An efficient stove converts more of the energy locked up in your firewood into heat to warm you. A more efficient stove will use less wood to provide the same amount of heat and so an added bonus is that you will spend less money on firewood. When wood burns it releases gases and it is when these burn (or oxidise) that you see those lovely flames. To get these gases to burn well you need the same 3 ingredients that any fire needs: fuel, heat, oxygen. You have the fuel already there, so heat and oxygen are next. Efficient stoves tend to have insulated firechambers. This keeps the temperature where the burning is happening really nice and hot and the heat is then extracted (to pass into the room to warm you up) higher up in the fire chamber. You will also usually notice some air vents in the firechamber - these supply fresh air (which has oxygen in it) to the fire. The jets or vents also encourage those gases to mix with the air supply to burn as many of them up as possible.

Stove efficiency and emissions

Forever chasing increasing efficiency is not the holy grain. Ironically very high efficiencies can result in higher emissions, so there is a balance to be made between the two. As with any stove how dry your wood is can have a much bigger impact on efficiency and emissions than the ratings of your stove. Wet wood will not burn well even in a super-duper fancy stove.

Typical stove efficiencies and some good examples

Stoves these days are typically around 75-80% efficient. Here are a few top notch examples:

Stove efficiencies and ecodesign

Ecodesign regulations are set to take force in 2022 and you will already notice that the labelling of stoves has started. Stoves are now given an lettered rating like a washing machine. The letter (or Energy Efficiency Index) is a measure of how efficient the stove is, but also takes into account emissions.
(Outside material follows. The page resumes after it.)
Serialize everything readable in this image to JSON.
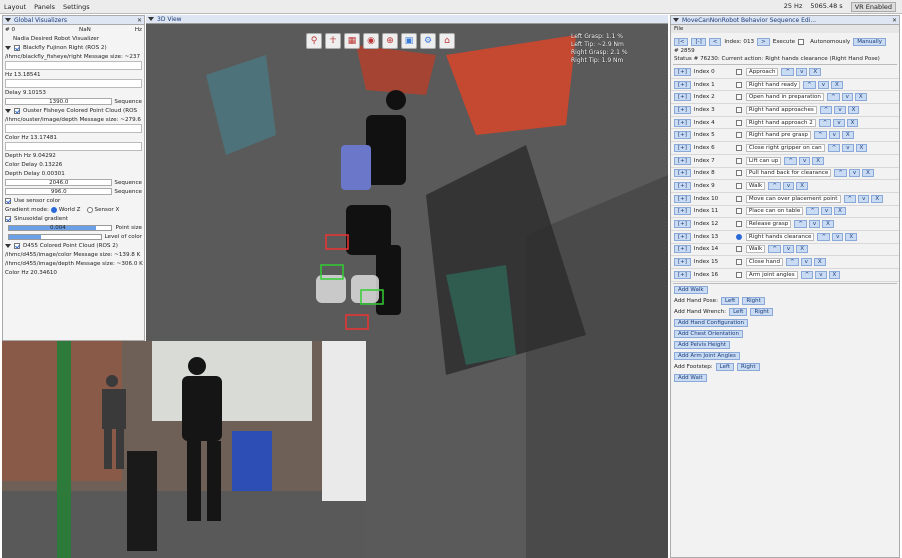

So I suspect that quite soon we will be looking for an A+ rated stove, not one that is 80% efficient - and in a way that takes some of the complexity out of the equation.